5.5 Financial Assistance in Canada
The financial assistance approach in Canada is substantially different from that in America; however, the two systems use very similar terminology. You must be careful and not confuse the systems in the two countries.
Unlike America, research assistantships in Canada do not usually carry a tuition waiver. This makes the offer of research assistantship insufficient to sustain oneself financially.
Teaching assistantships in the form discussed earlier typically do not exist in Canada. Unlike America - where teaching assistantship is for fixed remuneration per year for supporting teaching activities - Canadian colleges employ students often through ad hoc employment for supporting their teaching activities. Ad hoc employment for menial jobs - such as a receptionist, re-shelving books in a library and so on - is not available to international students.

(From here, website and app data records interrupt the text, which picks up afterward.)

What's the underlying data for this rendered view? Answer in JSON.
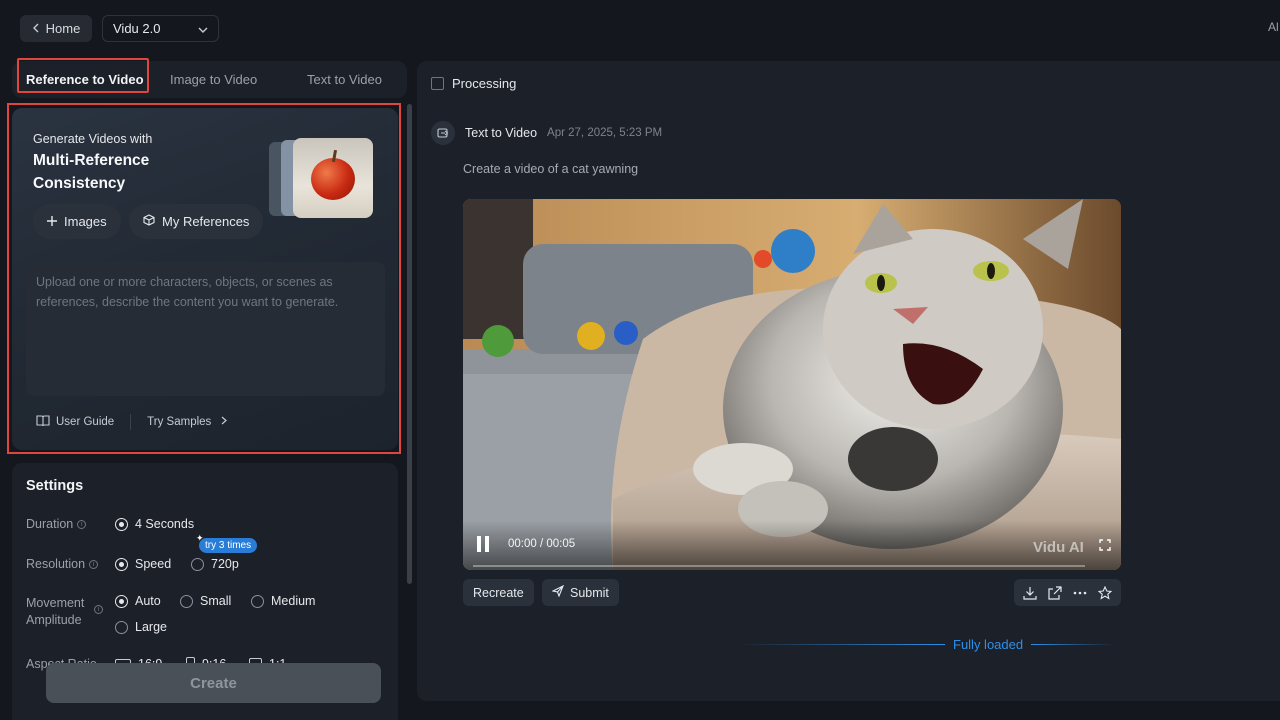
{
  "header": {
    "home_label": "Home",
    "model_value": "Vidu 2.0",
    "right_partial_text": "Al"
  },
  "tabs": [
    {
      "label": "Reference to Video",
      "active": true
    },
    {
      "label": "Image to Video",
      "active": false
    },
    {
      "label": "Text to Video",
      "active": false
    }
  ],
  "reference_card": {
    "subtitle": "Generate Videos with",
    "title": "Multi-Reference Consistency",
    "images_button": "Images",
    "my_references_button": "My References",
    "prompt_placeholder": "Upload one or more characters, objects, or scenes as references, describe the content you want to generate.",
    "user_guide": "User Guide",
    "try_samples": "Try Samples"
  },
  "settings": {
    "title": "Settings",
    "duration": {
      "label": "Duration",
      "options": [
        "4 Seconds"
      ],
      "selected": "4 Seconds"
    },
    "resolution": {
      "label": "Resolution",
      "options": [
        "Speed",
        "720p"
      ],
      "selected": "Speed",
      "badge": "try 3 times"
    },
    "movement": {
      "label_line1": "Movement",
      "label_line2": "Amplitude",
      "options": [
        "Auto",
        "Small",
        "Medium",
        "Large"
      ],
      "selected": "Auto"
    },
    "aspect_ratio": {
      "label": "Aspect Ratio",
      "options": [
        "16:9",
        "9:16",
        "1:1"
      ]
    },
    "create_label": "Create"
  },
  "results": {
    "processing_label": "Processing",
    "task": {
      "type": "Text to Video",
      "date": "Apr 27, 2025, 5:23 PM",
      "prompt": "Create a video of a cat yawning"
    },
    "video": {
      "current_time": "00:00",
      "separator": "/",
      "duration": "00:05",
      "progress": 0.0,
      "watermark": "Vidu AI"
    },
    "recreate_label": "Recreate",
    "submit_label": "Submit",
    "fully_loaded": "Fully loaded"
  },
  "colors": {
    "accent_blue": "#2f8fe8",
    "highlight_red": "#e0463c",
    "panel": "#1c2129",
    "background": "#14181e"
  }
}
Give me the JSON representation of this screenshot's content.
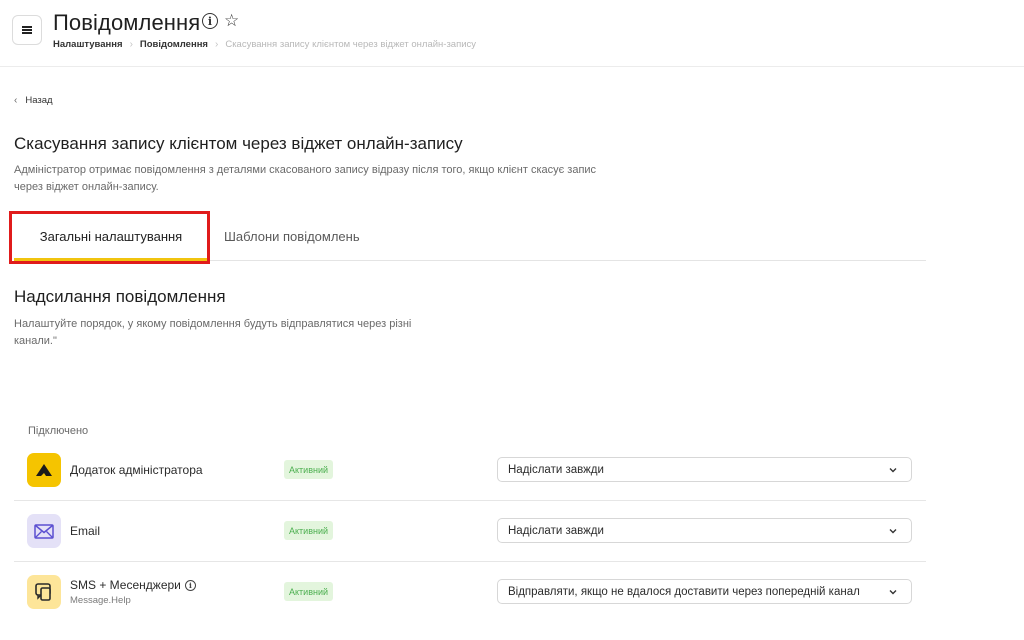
{
  "header": {
    "title": "Повідомлення",
    "breadcrumb": [
      "Налаштування",
      "Повідомлення",
      "Скасування запису клієнтом через віджет онлайн-запису"
    ]
  },
  "back_label": "Назад",
  "section": {
    "title": "Скасування запису клієнтом через віджет онлайн-запису",
    "description": "Адміністратор отримає повідомлення з деталями скасованого запису відразу після того, якщо клієнт скасує запис через віджет онлайн-запису."
  },
  "tabs": [
    {
      "label": "Загальні налаштування",
      "active": true
    },
    {
      "label": "Шаблони повідомлень",
      "active": false
    }
  ],
  "sending": {
    "title": "Надсилання повідомлення",
    "description": "Налаштуйте порядок, у якому повідомлення будуть відправлятися через різні канали.\""
  },
  "connected_label": "Підключено",
  "channels": [
    {
      "name": "Додаток адміністратора",
      "sub": "",
      "icon": "admin-app-logo-icon",
      "status": "Активний",
      "option": "Надіслати завжди"
    },
    {
      "name": "Email",
      "sub": "",
      "icon": "envelope-icon",
      "status": "Активний",
      "option": "Надіслати завжди"
    },
    {
      "name": "SMS + Месенджери",
      "sub": "Message.Help",
      "icon": "chat-phone-icon",
      "status": "Активний",
      "option": "Відправляти, якщо не вдалося доставити через попередній канал"
    }
  ],
  "colors": {
    "accent": "#f1c40f",
    "highlight": "#e01b1b",
    "badge_bg": "#e3f5dd",
    "badge_text": "#4caf50"
  }
}
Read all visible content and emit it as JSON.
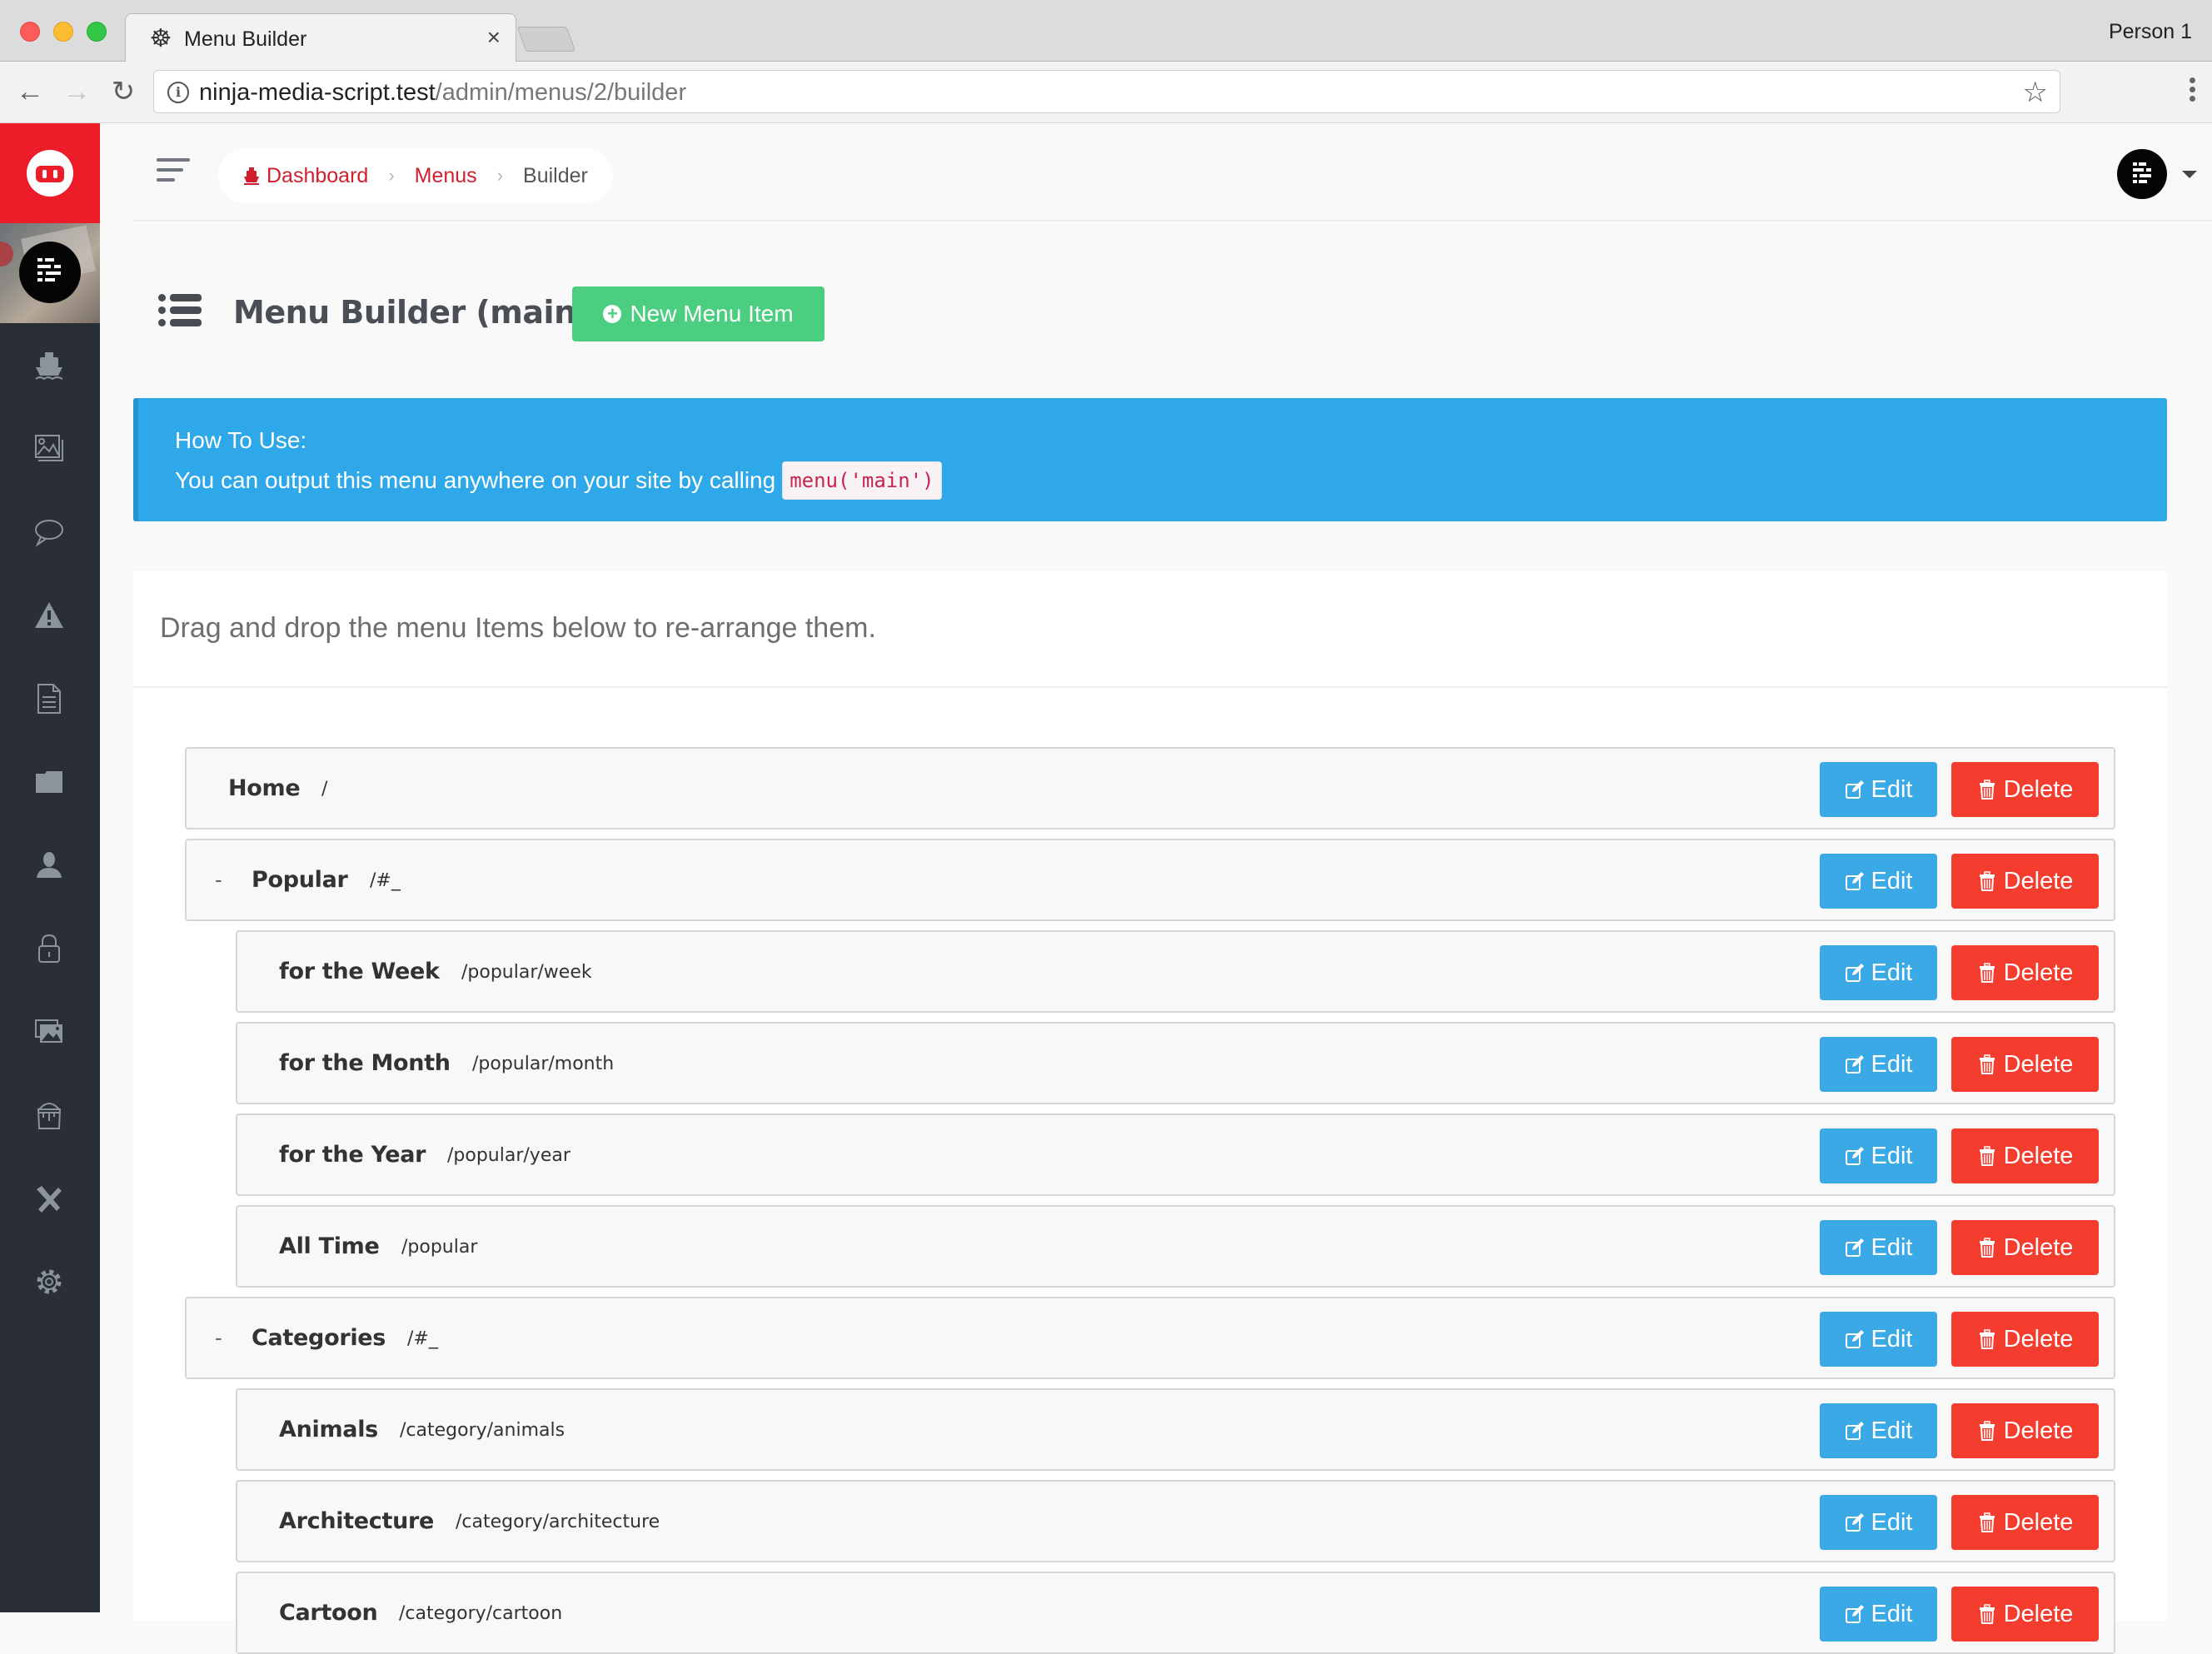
{
  "browser": {
    "tab_title": "Menu Builder",
    "tab_icon": "helm-icon",
    "profile": "Person 1",
    "url_host": "ninja-media-script.test",
    "url_path": "/admin/menus/2/builder"
  },
  "sidebar": {
    "logo": "ninja-mask-logo",
    "items": [
      {
        "name": "dashboard",
        "icon": "ship-icon"
      },
      {
        "name": "media",
        "icon": "image-icon"
      },
      {
        "name": "comments",
        "icon": "chat-bubble-icon"
      },
      {
        "name": "reports",
        "icon": "warning-icon"
      },
      {
        "name": "pages",
        "icon": "document-icon"
      },
      {
        "name": "categories",
        "icon": "folder-icon"
      },
      {
        "name": "users",
        "icon": "user-icon"
      },
      {
        "name": "roles",
        "icon": "lock-icon"
      },
      {
        "name": "gallery",
        "icon": "photos-icon"
      },
      {
        "name": "themes",
        "icon": "paint-bucket-icon"
      },
      {
        "name": "tools",
        "icon": "tools-icon"
      },
      {
        "name": "settings",
        "icon": "gear-icon"
      }
    ]
  },
  "breadcrumb": {
    "items": [
      {
        "label": "Dashboard"
      },
      {
        "label": "Menus"
      },
      {
        "label": "Builder"
      }
    ]
  },
  "page": {
    "title": "Menu Builder (main)",
    "new_button": "New Menu Item"
  },
  "info": {
    "title": "How To Use:",
    "text": "You can output this menu anywhere on your site by calling",
    "code": "menu('main')"
  },
  "panel": {
    "heading": "Drag and drop the menu Items below to re-arrange them."
  },
  "actions": {
    "edit": "Edit",
    "delete": "Delete"
  },
  "menu_items": [
    {
      "label": "Home",
      "url": "/",
      "level": 0,
      "toggle": ""
    },
    {
      "label": "Popular",
      "url": "/#_",
      "level": 0,
      "toggle": "-"
    },
    {
      "label": "for the Week",
      "url": "/popular/week",
      "level": 1,
      "toggle": ""
    },
    {
      "label": "for the Month",
      "url": "/popular/month",
      "level": 1,
      "toggle": ""
    },
    {
      "label": "for the Year",
      "url": "/popular/year",
      "level": 1,
      "toggle": ""
    },
    {
      "label": "All Time",
      "url": "/popular",
      "level": 1,
      "toggle": ""
    },
    {
      "label": "Categories",
      "url": "/#_",
      "level": 0,
      "toggle": "-"
    },
    {
      "label": "Animals",
      "url": "/category/animals",
      "level": 1,
      "toggle": ""
    },
    {
      "label": "Architecture",
      "url": "/category/architecture",
      "level": 1,
      "toggle": ""
    },
    {
      "label": "Cartoon",
      "url": "/category/cartoon",
      "level": 1,
      "toggle": ""
    }
  ]
}
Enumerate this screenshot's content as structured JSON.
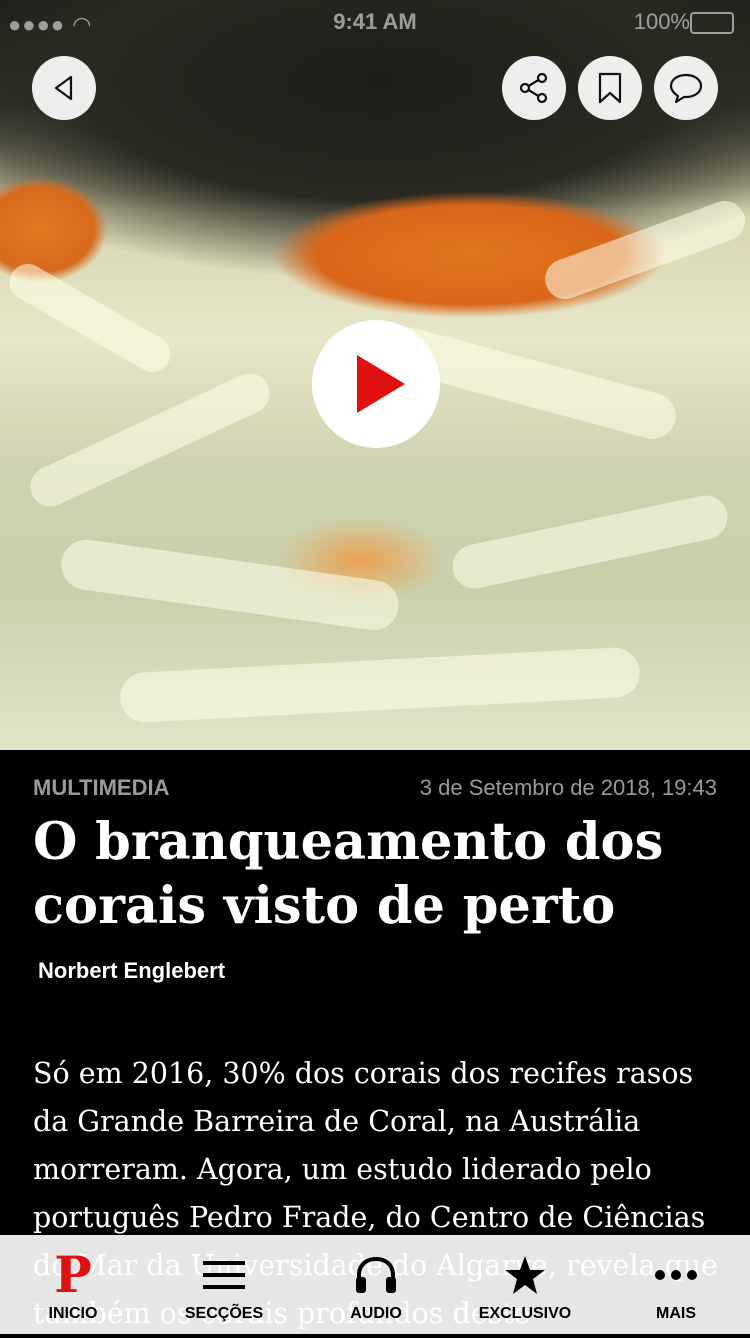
{
  "status_bar": {
    "time": "9:41 AM",
    "battery": "100%"
  },
  "hero": {
    "media": "video-thumbnail-clownfish-coral"
  },
  "actions": {
    "back": "back-icon",
    "share": "share-icon",
    "bookmark": "bookmark-icon",
    "comments": "comment-icon",
    "play": "play-icon",
    "play_color": "#e01010"
  },
  "article": {
    "kicker": "MULTIMEDIA",
    "date": "3 de Setembro de 2018, 19:43",
    "title": "O branqueamento dos corais visto de perto",
    "author": "Norbert Englebert",
    "body": "Só em 2016, 30% dos corais dos recifes rasos da Grande Barreira de Coral, na Austrália morreram. Agora, um estudo liderado pelo português Pedro Frade, do Centro de Ciências do Mar da Universidade do Algarve, revela que também os corais profundos deste"
  },
  "tabbar": {
    "accent": "#e01010",
    "items": [
      {
        "label": "INICIO",
        "icon": "publico-logo-icon"
      },
      {
        "label": "SECÇÕES",
        "icon": "menu-icon"
      },
      {
        "label": "AUDIO",
        "icon": "headphones-icon"
      },
      {
        "label": "EXCLUSIVO",
        "icon": "star-icon"
      },
      {
        "label": "MAIS",
        "icon": "more-icon"
      }
    ]
  }
}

Financial assistance opportunities thus available to international students in Canada are restricted to research assistantships and ad hoc employment for supporting teaching activities. Unlike America, these opportunities are considered to be a form of employment in Canada. If and when offered such an opportunity, one must obtain a work permit from Canadian immigration officials, in addition the international student visa. As an international student, one is not authorized to take up any form of employment, be it on-campus or off. And just because one wants a work permit does not mean one can get one.
Remember, as an international student, you are required to demonstrate adequate financing to obtain a student visa. Your financial need is not an excuse for requesting a work permit.
You can apply for and obtain a work permit for one and only one reason: the employment must be an essential and integral part of your studies. Only such employment is "legally acceptable," in that you can obtain a work permit from Canadian immigration officials to work in Canada legally. Your college must make the employment offer through a letter, explicitly stating that the employment is an essential and integral part of your program of studies. The work permit so obtained would restrict your employment to the specifically stated position; the work permit is not a blanket permit for any employment on campus.
Securing legally acceptable employment is fiercely competitive; just because you are eligible does not mean you are guaranteed to get it. Should you be offered such employment, the process of obtaining a work permit is fairly straightforward. The college issues you an offer letter, containing the language acceptable to the immigration officials for a work permit. You go to the Canadian immigration officials with the offer letter to obtain the work permit. The employment offer and the work permit are for one year at a time, subject to renewal for subsequent years.
Neither form of employment - namely, research assistantship and ad hoc employment - is sufficient for the international student to sustain him or her financially; that is, the remuneration through either is much smaller than the total cost of education.
The only solution for survival in Canada, without contributing out-of-pocket money, is to obtain a research assistantship and augment the earnings through ad hoc employment. It is precisely because of this reason that Canadian colleges interpret the restrictions on the work permit liberally, and allow international students with work permits for research assistantship to work on ad hoc jobs as well. For those who do not get research assistantship, financial assistance through ad hoc jobs is thoroughly inadequate.
Only the research assistantship is typically offered with the offer for admission, but to only a select few. You would not know whether you have ad hoc jobs until you have arrived in Canada. Since the research assistantship does not offer you adequate funding for your stay in Canada, you must address the following implications, if you have an offer for research assistantship.
You best approach for studies in Canada is to secure a research assistantship, and hope that you can obtain ad hoc jobs to support teaching. The caveats mentioned in the preceding section for America apply equally to Canada. They are so important that we would repeat them here almost verbatim.
If you have not been offered an assistantship, you must be prepared to finance your studies yourself, to the last penny. You must not arrive in Canada on a hope and a prayer. You must have adequate financing, before arrival. Doing anything to the contrary is irrational and foolish. Do not let your emotions and desires get the best of you. The risks are too high and the potential disappointment too great. The money situation will not resolve itself, at least not in most instances. You must prepare for the worst, and hope for the best, as the old saying goes. We can not emphasize this point enough.
We acknowledge that a few students do obtain assistantship upon arrival, and many do secure ad hoc positions. A handful of such stories, however, become mythical, through the legendary rumor mill in India. They take on a life of their own, recycled and distorted through the rumor mill, delivering the message that all you have to do is to arrive in Canada, and the money situation would resolve itself. In most instances, it will not. We have seen too many broken hearts and shattered dreams, or students resorting to illegal means such as obtaining unauthorized employment. You must believe us that money does not, in fact, grow on trees in Canada. We recognize that your hope and desires, reinforced by rumors, may overwhelm our advice, but consider yourself forewarned.